According to the announcement, it would be housed at a facility where its stay may be extended because magpies have been known to live up to 30 years. Taking the chick home was “the worst possible thing that [the couple] could have done,” according to Griffith University professor Jones, who has authored a book about his own experience rearing a magpie. There is a difference between letting birds walk around your property and bringing them inside your home, he said, adding that feeding birds is popular in Australia, where “every second person you meet is feeding a magpie somewhere.” “Taking wild animals and keeping them as pets is not a smart idea. There are strict regulations about that kind of stuff since it is not something that should be advised, according to Jones. However, because Peggy and Molly have grown to be a family pet, the DESI’s return would be ideal.

“The authorities could state that after careful consideration, we have determined that returning the magpie to its family is the best course of action for its welfare,” he added. The CEO of Wildlife Rescue Australia, Bernard Ashcroft, stated that there is an excellent reason why it is illegal for individuals to keep wild animals as pets. “Having a magpie just because it appeals to someone is inappropriate. They might do some damage if they don’t know what they’re doing,” he warned. “Nutritional needs vary among different birds.” On Thursday, the agency issued a second statement in which it admitted that Molly’s surrender was an “emotive issue.”

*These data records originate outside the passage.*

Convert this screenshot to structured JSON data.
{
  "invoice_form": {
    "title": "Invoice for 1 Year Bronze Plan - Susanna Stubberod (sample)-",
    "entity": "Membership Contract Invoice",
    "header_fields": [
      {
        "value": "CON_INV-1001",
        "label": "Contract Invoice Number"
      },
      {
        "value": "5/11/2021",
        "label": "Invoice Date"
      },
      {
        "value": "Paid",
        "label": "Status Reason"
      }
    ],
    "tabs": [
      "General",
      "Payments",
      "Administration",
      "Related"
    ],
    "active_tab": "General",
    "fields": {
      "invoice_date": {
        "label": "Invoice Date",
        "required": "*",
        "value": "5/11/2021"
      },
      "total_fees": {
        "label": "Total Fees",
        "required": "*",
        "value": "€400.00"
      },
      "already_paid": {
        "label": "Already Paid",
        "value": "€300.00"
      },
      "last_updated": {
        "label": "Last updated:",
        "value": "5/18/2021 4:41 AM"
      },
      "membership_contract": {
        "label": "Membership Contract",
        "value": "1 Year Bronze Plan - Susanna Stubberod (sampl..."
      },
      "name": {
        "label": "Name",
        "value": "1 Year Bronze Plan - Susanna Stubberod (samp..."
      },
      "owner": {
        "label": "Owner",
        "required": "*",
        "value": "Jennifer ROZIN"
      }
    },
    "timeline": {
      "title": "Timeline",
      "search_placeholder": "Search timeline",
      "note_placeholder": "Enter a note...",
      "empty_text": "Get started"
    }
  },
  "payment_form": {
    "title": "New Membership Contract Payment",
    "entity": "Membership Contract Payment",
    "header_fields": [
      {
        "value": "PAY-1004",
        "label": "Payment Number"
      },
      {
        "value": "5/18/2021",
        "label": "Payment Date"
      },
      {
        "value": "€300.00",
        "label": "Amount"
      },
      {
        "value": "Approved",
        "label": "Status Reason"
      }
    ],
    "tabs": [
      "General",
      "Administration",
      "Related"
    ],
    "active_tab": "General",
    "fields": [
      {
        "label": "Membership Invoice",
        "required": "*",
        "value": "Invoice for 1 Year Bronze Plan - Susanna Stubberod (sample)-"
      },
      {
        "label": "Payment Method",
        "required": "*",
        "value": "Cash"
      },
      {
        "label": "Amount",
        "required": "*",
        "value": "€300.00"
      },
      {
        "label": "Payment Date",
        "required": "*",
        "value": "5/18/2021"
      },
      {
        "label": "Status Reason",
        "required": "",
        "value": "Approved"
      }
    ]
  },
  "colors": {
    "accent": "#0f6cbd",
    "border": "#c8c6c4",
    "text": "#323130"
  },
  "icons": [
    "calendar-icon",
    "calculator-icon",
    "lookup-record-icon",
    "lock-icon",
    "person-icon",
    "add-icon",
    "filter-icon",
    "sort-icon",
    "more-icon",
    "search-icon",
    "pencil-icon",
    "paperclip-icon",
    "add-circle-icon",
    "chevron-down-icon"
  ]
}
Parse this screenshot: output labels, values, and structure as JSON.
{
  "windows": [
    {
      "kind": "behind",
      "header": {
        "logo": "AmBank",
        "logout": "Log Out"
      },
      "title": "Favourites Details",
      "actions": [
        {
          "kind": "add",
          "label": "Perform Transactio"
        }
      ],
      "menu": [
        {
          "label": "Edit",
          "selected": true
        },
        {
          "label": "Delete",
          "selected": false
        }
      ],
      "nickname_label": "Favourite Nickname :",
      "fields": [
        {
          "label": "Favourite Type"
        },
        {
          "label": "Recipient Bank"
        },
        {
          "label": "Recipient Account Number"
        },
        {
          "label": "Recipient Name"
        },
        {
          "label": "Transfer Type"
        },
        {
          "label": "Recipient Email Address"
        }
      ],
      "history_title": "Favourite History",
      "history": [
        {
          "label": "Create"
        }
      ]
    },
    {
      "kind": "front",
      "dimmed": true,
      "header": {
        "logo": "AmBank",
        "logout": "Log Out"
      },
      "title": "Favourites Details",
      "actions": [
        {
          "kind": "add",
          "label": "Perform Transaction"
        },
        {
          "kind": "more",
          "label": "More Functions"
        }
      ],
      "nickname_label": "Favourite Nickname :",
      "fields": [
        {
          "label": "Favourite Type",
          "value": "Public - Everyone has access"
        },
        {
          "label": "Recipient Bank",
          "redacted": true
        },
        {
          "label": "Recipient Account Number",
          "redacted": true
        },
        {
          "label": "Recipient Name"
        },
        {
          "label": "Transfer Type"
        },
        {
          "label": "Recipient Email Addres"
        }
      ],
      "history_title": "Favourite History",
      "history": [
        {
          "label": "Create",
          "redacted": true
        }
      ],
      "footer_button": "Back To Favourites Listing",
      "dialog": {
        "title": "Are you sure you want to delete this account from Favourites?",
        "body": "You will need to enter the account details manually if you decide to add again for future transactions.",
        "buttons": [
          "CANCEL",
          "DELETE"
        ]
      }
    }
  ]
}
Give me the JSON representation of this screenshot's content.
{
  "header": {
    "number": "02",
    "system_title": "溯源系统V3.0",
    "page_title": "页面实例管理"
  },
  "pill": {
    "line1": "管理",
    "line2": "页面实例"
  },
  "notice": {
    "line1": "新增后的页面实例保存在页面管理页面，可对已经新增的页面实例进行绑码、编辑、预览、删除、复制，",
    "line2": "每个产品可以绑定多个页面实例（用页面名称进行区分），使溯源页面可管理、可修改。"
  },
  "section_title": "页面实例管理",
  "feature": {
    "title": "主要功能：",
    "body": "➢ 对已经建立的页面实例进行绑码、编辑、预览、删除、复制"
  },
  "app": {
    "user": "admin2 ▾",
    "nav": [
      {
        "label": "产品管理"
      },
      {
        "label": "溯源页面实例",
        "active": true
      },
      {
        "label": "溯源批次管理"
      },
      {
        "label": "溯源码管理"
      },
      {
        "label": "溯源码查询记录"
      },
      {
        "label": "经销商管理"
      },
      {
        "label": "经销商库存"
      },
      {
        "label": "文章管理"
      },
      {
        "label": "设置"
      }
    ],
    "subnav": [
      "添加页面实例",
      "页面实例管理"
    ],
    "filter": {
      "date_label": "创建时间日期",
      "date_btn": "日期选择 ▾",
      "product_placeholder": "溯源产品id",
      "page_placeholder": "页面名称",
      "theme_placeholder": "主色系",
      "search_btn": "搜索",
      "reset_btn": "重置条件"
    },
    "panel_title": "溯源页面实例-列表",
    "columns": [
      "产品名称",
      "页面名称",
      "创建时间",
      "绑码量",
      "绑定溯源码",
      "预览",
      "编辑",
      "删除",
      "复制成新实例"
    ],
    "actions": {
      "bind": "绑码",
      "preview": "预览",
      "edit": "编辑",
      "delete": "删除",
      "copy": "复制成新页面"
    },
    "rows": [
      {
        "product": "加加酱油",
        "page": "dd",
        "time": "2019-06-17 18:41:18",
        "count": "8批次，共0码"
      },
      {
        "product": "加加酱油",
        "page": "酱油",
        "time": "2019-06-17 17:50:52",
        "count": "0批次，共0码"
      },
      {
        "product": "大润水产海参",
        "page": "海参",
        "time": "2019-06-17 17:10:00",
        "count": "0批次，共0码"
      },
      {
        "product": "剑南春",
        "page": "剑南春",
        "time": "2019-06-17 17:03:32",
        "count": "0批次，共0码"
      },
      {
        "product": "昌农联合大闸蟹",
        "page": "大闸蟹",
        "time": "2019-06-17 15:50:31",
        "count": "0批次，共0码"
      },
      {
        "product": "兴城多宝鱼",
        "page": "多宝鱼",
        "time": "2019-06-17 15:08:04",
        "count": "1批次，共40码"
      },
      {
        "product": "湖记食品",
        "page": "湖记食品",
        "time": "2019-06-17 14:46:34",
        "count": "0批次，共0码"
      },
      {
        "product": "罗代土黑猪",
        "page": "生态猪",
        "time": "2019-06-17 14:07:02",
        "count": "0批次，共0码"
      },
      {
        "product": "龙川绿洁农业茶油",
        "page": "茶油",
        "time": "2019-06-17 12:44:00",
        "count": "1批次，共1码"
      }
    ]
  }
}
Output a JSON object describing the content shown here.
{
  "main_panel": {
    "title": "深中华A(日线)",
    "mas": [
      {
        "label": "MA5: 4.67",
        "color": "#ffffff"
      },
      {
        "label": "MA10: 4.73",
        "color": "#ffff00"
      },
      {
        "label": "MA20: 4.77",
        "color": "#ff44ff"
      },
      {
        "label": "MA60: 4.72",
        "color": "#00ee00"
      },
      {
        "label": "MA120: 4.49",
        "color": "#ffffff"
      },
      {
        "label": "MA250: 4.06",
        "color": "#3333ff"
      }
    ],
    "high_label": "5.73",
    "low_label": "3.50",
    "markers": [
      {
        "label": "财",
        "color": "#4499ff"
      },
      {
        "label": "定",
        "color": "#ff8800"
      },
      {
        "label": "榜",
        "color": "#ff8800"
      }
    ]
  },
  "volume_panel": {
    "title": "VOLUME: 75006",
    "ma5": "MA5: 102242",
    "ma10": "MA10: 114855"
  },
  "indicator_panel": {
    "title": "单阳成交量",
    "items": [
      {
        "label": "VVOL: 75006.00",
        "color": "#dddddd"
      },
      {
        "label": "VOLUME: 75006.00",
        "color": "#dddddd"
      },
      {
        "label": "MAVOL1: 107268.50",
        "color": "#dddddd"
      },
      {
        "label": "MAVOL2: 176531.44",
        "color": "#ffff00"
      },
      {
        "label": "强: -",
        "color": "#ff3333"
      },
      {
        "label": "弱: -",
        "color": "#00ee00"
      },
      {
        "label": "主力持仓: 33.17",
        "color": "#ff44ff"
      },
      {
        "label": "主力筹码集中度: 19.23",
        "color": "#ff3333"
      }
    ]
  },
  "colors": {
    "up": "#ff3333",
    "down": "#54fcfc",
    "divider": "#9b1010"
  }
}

The statement read, “The continued welfare of the magpie is our top priority. The bird is safe, undergoing rehabilitation, and has full access to veterinary care.” According to the agency, it was looking into legal alternatives for Molly’s future living circumstances. Despite serving as environment minister previously, the premier was a strong supporter of the bird’s restoration to the Gold Coast family. He urged “common sense” to win out in March, stating that the bird should be returned to Juliette and Reece, who had been taking care of it since 2020 after they were accused of stealing it from the wild without a license, permission, or other authorization. Wildlife specialists, who think the bird was housed “illegally” at the site, were incensed by his words. Speaking on the condition of anonymity, sources inside the state environment agency (DESI) said they were “thrown under a bus” when Miles weighed in on the situation and seemed to undercut their attempts to give the bird a fresh lease on life. 

According to the ABC, Miles disputes giving in to pressure from social media to become involved in the case, saying instead that it was a “common sense” move. “The choice between having Molly in a sanctuary or worse still, euthanased, versus being in a home where he’s cared by carers that care for [him] as well as surrounded by other animals, I think it’s a better outcome,” the premier stated. “Either a sanctuary or euthanasia is required under the laws. I wouldn’t want any of that to occur.” Just hours after Peggy and Molly were reunited, two additional pictures of Peggy and Molly appeared online on Tuesday. Queensland Premier Stephen Miles subsequently paid the family a surprise visit at their house.

In a video posted to his TikTok profile, Miles can be seen inside the family house, petting Molly on his shoulder and giving Peggy a back rub. “Stopped by to visit a friend. “I appreciate being invited to meet Peggy and Molly and Ruby by Reece and Juliette,” the caption says.